* [What the exercise asks]: Go through the records and copy each line where the string "Information" occurs.

Website and app data records
──────────────────────────────

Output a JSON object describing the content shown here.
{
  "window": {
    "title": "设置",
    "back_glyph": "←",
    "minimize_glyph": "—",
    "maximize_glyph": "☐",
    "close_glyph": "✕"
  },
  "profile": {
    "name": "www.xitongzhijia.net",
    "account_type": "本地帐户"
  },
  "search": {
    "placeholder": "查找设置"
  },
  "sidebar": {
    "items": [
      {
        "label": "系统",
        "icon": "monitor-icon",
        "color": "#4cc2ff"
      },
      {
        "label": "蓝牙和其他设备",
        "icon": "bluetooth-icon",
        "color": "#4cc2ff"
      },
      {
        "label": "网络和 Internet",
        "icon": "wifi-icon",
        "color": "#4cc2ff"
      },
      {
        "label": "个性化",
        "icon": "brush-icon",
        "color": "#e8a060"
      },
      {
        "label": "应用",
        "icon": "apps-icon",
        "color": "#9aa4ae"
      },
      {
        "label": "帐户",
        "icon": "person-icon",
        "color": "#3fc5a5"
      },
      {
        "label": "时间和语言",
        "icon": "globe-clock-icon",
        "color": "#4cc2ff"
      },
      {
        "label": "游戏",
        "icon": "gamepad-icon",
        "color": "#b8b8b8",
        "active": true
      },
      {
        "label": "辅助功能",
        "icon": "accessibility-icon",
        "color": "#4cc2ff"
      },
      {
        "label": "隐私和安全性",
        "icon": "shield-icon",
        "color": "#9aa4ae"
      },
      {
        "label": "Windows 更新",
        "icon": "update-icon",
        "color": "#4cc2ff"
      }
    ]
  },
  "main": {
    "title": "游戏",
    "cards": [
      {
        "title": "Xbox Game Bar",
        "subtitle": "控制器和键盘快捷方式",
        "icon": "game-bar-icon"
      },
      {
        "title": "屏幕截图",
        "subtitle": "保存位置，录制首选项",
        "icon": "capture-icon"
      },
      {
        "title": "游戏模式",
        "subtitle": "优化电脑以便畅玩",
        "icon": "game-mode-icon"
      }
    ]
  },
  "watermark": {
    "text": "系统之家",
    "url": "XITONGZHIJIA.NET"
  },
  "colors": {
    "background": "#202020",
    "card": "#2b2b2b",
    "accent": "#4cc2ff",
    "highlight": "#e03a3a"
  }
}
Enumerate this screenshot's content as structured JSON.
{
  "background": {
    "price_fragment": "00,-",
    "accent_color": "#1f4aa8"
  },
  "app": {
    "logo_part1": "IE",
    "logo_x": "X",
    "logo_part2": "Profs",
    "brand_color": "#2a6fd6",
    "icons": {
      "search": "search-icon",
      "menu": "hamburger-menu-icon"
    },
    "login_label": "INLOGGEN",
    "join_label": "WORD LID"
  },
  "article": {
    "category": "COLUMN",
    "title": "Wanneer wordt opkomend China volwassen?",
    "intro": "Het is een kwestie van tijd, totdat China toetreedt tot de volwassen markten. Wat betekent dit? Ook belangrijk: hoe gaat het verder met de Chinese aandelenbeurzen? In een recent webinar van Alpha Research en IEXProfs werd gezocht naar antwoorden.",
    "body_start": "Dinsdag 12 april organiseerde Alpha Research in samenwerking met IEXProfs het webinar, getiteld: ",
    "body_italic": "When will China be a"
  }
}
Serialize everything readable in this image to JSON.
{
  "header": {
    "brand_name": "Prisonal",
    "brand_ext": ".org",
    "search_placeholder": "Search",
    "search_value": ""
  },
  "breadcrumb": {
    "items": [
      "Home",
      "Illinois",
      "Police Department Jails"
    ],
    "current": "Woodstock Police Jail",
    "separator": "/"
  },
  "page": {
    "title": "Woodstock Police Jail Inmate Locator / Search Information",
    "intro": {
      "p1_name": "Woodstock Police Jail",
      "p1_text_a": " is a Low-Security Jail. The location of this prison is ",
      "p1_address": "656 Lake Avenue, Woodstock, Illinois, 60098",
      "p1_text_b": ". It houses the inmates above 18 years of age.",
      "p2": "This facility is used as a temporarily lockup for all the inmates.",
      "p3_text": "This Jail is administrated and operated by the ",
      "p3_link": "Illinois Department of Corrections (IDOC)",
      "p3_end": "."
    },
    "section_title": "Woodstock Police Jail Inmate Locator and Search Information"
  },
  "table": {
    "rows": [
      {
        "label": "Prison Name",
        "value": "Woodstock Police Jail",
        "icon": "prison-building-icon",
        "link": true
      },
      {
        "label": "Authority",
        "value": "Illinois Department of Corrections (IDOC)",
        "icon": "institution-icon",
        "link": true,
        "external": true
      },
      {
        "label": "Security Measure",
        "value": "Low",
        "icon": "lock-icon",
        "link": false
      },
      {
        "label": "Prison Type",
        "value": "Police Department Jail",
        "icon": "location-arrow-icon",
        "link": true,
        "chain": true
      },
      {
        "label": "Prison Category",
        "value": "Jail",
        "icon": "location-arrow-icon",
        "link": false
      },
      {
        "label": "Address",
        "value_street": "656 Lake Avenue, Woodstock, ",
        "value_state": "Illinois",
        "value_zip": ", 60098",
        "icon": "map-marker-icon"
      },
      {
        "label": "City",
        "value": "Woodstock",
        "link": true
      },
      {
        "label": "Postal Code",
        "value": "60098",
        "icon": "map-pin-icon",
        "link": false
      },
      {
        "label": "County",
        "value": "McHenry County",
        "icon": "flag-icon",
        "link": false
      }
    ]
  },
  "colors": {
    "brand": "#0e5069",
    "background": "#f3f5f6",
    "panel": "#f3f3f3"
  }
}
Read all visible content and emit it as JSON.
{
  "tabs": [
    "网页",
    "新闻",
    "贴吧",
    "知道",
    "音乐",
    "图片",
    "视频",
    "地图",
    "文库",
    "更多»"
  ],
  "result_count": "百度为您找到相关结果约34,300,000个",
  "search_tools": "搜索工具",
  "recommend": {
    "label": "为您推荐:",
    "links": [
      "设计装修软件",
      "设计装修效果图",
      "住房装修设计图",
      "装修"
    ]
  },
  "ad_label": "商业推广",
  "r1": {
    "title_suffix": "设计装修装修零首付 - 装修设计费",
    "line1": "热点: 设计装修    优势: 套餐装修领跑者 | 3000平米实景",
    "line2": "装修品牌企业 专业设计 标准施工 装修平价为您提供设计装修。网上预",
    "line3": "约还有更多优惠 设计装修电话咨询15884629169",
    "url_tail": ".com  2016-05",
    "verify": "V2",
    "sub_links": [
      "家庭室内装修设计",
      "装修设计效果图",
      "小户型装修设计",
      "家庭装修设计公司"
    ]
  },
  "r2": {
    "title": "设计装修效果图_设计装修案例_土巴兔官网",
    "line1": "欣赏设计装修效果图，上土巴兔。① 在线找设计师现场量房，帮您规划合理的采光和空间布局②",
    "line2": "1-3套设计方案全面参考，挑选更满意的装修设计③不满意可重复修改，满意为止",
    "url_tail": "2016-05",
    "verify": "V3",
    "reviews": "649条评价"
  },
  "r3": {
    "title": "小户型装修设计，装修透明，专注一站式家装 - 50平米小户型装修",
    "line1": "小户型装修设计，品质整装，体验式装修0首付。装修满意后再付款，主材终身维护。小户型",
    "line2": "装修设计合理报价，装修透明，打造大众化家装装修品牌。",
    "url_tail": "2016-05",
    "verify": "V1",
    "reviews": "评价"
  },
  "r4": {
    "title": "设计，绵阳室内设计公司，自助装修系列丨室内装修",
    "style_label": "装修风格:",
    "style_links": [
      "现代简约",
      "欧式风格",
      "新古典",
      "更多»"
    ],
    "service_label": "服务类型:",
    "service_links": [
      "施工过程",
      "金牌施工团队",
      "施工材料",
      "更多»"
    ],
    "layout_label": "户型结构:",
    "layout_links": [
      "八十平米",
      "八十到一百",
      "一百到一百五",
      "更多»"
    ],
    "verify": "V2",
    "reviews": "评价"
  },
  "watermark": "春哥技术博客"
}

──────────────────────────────

* [Exercise solution]:
    "title": "Woodstock Police Jail Inmate Locator / Search Information",
    "section_title": "Woodstock Police Jail Inmate Locator and Search Information"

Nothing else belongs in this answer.